In how many lines of the records below does the word "Сегмент" appear? Reply with the number only.

(Dataset rows for apps and sites)
----------------------------------------

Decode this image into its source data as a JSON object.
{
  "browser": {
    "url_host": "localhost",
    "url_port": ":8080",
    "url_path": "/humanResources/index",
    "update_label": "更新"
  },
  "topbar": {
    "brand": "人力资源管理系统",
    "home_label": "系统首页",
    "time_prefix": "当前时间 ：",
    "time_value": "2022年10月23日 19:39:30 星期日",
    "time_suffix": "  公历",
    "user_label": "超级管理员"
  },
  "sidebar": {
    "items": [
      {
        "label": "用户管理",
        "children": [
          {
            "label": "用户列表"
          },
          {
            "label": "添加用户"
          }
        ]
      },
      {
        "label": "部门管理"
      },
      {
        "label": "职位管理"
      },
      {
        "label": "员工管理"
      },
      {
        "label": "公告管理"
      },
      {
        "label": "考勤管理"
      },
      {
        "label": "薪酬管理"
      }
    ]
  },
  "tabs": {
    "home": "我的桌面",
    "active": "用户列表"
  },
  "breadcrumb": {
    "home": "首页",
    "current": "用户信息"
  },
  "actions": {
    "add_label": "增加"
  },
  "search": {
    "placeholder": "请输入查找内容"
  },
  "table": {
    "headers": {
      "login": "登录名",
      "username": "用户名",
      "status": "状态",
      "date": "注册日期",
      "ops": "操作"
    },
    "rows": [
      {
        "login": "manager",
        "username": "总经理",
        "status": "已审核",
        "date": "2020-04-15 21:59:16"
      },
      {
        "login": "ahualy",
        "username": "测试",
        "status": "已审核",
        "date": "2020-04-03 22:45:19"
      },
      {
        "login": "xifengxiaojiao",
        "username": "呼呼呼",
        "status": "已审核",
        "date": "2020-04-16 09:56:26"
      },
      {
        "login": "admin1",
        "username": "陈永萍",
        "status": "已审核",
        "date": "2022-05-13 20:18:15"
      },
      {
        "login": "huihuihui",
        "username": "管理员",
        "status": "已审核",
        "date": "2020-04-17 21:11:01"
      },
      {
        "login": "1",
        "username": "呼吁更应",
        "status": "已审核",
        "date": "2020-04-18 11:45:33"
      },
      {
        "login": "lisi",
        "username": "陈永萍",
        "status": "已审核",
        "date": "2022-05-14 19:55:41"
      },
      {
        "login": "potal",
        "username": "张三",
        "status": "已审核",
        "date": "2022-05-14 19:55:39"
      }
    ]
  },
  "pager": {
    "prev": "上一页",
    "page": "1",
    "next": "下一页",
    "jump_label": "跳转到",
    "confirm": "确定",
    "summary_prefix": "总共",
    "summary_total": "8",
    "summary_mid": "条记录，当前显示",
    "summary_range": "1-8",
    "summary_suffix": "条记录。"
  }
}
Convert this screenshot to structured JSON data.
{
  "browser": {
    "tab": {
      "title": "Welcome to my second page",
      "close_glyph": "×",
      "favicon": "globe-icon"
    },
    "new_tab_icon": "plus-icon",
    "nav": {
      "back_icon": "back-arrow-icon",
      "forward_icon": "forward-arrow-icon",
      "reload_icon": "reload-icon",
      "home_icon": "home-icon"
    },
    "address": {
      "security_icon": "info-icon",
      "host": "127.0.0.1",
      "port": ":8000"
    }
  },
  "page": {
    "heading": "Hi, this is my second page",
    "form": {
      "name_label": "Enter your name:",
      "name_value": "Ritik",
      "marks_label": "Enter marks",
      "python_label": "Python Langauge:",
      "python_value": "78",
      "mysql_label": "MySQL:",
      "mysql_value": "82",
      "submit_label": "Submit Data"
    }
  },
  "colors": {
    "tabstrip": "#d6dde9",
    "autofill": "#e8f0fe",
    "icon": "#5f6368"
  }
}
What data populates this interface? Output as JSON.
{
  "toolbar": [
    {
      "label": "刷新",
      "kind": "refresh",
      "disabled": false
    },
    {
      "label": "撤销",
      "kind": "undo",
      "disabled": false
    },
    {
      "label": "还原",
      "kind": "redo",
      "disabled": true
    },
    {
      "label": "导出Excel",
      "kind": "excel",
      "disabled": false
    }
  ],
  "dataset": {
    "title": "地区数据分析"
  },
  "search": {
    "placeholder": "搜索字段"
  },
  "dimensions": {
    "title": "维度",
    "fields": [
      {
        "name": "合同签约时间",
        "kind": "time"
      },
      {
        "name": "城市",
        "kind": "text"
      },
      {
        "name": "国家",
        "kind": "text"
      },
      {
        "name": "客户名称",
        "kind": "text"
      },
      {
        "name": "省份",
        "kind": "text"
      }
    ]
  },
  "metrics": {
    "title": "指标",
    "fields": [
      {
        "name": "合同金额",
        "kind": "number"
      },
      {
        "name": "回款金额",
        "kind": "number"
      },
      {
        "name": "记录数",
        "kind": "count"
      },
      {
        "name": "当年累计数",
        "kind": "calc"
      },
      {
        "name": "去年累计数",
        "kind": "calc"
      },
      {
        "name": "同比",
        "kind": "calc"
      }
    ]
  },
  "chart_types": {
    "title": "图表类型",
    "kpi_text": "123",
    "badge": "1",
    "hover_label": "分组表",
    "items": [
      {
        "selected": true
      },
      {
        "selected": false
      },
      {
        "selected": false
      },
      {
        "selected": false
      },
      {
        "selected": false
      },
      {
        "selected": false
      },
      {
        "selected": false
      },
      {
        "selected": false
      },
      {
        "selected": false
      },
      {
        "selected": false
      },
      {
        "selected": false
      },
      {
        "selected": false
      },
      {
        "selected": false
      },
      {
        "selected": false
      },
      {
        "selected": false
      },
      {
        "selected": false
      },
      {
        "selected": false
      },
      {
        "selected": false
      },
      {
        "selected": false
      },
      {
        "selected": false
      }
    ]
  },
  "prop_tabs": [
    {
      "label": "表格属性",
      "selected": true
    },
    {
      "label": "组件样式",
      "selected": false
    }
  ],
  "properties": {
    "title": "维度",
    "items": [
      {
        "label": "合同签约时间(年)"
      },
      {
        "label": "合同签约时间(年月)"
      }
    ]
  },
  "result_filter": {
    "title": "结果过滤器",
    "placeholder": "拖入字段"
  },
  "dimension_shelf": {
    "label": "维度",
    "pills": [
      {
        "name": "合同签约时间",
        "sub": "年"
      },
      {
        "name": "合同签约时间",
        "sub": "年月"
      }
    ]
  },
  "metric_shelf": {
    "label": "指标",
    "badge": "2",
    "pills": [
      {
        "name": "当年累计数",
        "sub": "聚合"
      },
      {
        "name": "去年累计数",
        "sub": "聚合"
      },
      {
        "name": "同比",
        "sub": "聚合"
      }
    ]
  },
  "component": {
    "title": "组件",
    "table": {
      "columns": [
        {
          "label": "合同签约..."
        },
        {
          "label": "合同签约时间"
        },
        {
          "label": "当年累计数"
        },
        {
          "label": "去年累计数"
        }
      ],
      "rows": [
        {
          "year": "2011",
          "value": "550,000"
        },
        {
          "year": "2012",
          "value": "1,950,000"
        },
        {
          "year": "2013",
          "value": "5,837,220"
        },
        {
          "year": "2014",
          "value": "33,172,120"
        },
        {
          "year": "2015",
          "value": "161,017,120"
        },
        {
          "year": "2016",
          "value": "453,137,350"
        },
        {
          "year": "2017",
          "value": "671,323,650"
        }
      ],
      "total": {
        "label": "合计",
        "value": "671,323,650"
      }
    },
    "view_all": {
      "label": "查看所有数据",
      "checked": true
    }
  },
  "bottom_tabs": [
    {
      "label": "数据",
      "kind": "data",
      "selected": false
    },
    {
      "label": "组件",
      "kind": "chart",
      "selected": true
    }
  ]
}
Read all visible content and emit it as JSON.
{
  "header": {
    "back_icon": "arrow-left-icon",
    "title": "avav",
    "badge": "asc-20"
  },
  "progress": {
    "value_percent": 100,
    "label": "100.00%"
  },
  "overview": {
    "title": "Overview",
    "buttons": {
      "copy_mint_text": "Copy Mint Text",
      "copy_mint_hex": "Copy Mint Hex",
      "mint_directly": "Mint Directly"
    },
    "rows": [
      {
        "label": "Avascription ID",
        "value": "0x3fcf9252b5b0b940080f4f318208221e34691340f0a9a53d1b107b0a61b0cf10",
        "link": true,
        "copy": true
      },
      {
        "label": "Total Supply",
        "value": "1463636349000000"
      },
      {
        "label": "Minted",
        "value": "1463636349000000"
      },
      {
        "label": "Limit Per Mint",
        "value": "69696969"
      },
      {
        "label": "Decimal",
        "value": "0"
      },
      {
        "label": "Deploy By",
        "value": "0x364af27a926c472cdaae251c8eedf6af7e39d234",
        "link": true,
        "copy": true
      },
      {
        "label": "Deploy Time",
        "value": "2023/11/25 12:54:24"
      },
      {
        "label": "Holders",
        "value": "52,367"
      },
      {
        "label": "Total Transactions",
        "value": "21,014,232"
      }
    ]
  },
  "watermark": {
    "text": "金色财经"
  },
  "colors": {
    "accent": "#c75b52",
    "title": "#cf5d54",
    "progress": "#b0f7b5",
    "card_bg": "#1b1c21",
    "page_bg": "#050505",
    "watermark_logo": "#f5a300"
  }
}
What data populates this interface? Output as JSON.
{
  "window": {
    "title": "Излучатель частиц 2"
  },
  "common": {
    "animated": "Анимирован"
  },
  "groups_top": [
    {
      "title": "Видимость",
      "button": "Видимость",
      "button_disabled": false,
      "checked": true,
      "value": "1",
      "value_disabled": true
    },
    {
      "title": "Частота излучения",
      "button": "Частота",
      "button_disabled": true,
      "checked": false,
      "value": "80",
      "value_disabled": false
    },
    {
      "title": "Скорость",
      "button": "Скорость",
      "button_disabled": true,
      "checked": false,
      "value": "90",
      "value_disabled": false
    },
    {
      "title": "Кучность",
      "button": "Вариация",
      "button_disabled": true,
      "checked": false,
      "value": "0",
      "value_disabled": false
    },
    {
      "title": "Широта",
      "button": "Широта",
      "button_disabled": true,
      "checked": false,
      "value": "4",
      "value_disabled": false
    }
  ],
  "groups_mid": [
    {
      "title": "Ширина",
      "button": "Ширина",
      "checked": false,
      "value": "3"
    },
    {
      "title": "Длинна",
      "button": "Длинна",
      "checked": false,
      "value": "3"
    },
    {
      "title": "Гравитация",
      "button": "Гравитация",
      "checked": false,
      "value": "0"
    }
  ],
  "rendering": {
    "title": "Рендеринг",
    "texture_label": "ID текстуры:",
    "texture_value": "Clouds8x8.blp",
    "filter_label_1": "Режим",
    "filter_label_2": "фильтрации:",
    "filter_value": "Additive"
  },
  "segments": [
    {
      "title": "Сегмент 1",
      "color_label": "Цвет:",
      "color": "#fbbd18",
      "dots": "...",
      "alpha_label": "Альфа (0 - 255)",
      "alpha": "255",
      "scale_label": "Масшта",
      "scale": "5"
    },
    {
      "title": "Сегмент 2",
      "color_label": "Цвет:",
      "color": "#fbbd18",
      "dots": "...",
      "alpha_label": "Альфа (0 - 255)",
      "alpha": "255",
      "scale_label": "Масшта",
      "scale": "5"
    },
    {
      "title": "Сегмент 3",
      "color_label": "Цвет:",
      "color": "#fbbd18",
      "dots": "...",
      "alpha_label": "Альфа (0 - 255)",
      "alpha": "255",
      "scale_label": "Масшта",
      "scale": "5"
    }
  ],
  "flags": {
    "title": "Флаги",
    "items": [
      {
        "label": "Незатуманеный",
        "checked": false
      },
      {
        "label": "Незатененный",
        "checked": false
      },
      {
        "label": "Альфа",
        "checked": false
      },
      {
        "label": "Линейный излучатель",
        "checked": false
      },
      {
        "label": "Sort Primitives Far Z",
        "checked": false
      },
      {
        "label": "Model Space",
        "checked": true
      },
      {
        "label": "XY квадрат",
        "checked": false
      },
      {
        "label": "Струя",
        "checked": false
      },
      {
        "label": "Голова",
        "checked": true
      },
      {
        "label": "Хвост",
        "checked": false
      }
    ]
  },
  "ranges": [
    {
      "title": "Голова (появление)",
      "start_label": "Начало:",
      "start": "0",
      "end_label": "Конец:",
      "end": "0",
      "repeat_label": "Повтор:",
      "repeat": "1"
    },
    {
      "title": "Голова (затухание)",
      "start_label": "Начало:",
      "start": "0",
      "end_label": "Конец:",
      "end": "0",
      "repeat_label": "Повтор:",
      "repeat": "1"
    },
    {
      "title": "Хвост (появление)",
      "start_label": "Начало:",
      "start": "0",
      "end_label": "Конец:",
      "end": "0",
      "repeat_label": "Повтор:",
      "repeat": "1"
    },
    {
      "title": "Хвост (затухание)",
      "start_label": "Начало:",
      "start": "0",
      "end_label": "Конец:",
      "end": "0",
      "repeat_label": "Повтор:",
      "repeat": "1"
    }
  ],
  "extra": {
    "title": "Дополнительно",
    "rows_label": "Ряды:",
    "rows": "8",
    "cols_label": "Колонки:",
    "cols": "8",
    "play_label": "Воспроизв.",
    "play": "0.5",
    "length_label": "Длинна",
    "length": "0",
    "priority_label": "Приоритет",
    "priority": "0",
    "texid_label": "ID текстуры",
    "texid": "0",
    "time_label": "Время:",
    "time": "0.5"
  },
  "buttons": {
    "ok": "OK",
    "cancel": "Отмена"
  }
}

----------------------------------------

**The completed task**: 3